I am an adjunct professor in the Department of Newspaper and Online Journalism at the S.I. Newhouse School of Public Communications, Syracuse University.
In the spring semester, I enjoy teaching the Advanced Editing course because we re-imagine it every year. The Syracuse Jobs Matter project was this semester’s project.
Usually, the editing course collaborates with a reporting course. This semester, however, reporters were embedded in the editing course as enrolled students. This model for collaboration worked well because no matter what the task at hand — especially brainstorming ideas — students were involved with one another in real time.
My role was team partner with every editor, reporter and multimedia producer in the class — to guide the direction of the project; to nurture the ideas generated on people to feature and issues to cover; to ensure deadlines were met; to keep everyone on task to research, report and write; to edit content, create visuals, write headlines and cutlines, upload content; proof / polish the website; and, importantly, to create and execute the social media campaign.
My First Job Was Important to Me Because …
In spring of the year I turned 16, I applied for my first job — as a stenographer at an abstract and title corporation in Syracuse. I was rejected because I could not type. So that summer I met with my high school guidance counselor and rearranged my course schedule to include a typing class when school started back up in fall. After passing the class, I reapplied for the job, and I was hired. I worked there during all of my school breaks and summers through high school and college. My first job was my favorite one in many ways, but especially because I had to work hard to earn it. I was given a second chance to be hired.

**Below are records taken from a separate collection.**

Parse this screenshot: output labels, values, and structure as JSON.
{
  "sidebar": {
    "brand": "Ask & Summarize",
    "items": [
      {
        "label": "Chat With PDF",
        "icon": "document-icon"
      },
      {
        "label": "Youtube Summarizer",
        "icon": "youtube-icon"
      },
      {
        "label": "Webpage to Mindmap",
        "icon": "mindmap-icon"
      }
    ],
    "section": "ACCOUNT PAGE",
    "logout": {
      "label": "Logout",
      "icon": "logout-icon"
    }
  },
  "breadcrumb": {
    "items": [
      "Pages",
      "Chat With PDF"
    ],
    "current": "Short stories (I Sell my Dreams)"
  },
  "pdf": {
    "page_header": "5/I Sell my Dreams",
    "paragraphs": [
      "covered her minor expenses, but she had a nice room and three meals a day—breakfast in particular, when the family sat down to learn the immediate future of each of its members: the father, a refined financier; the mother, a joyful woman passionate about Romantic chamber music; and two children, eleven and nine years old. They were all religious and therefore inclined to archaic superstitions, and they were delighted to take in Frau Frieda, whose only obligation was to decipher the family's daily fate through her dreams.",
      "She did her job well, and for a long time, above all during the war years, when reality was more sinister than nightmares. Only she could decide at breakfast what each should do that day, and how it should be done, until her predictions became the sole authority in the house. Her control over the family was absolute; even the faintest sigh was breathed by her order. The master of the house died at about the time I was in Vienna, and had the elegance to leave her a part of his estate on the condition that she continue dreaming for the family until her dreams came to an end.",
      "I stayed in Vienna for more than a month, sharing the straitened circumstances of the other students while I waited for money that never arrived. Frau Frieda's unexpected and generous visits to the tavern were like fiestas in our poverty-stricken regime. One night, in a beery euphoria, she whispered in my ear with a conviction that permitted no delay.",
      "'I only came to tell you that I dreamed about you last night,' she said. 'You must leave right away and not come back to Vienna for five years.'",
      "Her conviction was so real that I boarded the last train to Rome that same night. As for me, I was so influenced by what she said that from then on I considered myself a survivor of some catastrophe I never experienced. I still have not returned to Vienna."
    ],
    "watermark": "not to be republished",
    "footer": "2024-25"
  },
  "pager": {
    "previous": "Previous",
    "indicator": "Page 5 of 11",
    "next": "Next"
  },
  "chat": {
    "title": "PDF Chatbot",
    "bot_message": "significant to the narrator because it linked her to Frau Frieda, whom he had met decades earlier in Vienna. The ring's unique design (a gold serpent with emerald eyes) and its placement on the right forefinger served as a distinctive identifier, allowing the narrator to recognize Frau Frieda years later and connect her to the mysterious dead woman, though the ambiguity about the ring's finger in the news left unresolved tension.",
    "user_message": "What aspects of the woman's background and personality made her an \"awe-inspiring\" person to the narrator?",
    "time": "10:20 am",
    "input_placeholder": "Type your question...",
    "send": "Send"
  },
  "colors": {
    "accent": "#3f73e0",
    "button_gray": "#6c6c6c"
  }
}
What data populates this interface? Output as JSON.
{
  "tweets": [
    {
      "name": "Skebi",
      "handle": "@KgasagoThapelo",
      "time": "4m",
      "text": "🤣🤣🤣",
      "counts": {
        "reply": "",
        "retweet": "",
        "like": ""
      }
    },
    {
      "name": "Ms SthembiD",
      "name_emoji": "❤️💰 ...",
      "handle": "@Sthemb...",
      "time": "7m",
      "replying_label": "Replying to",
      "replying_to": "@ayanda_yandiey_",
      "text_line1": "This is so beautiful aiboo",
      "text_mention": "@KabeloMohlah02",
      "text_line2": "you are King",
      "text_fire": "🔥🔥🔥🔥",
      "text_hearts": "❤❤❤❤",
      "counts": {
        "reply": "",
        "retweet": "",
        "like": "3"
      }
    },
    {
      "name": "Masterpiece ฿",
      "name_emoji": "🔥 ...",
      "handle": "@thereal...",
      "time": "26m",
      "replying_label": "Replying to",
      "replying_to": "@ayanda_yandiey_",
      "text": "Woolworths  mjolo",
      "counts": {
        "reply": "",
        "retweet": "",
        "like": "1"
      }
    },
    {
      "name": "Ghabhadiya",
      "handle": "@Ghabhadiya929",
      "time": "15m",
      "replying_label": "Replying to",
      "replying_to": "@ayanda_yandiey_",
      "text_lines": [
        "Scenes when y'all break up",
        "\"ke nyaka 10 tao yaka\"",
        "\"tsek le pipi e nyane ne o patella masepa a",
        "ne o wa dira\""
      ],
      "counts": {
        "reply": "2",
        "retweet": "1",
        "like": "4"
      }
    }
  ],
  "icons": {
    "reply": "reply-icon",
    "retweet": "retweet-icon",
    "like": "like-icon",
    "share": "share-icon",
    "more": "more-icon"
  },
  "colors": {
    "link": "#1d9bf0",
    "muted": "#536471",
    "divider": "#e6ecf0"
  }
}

Everyone deserves a second chance.
Twitter @profemilie and @twoprofs
The When, What & How of Financing College Education 100 Black Men of Syracuse, in conjunction with Junior Frontiers of the Mohawk Valley, continues on Saturday, Jan. 13, 2018 its annual free, two-part seminar series on preparing for college. “The When, What & How of Financing College Education" wi...
Job Drop-In Program at Central Library downtown is a resource for job seekers. Participants are invited to work independently and can receive help with resumes, cover letters, references, creating job profiles, job-searching, and applications
No appointment necessary.
Offered from 10 a.m. to noon Mondays, Wednesdays and Fridays, Jan. 3, 5, 8, 10, 12, 17, 19, 22, 24, 26, 29 and 31
This program meets at Central’s second-floor Computer Lab.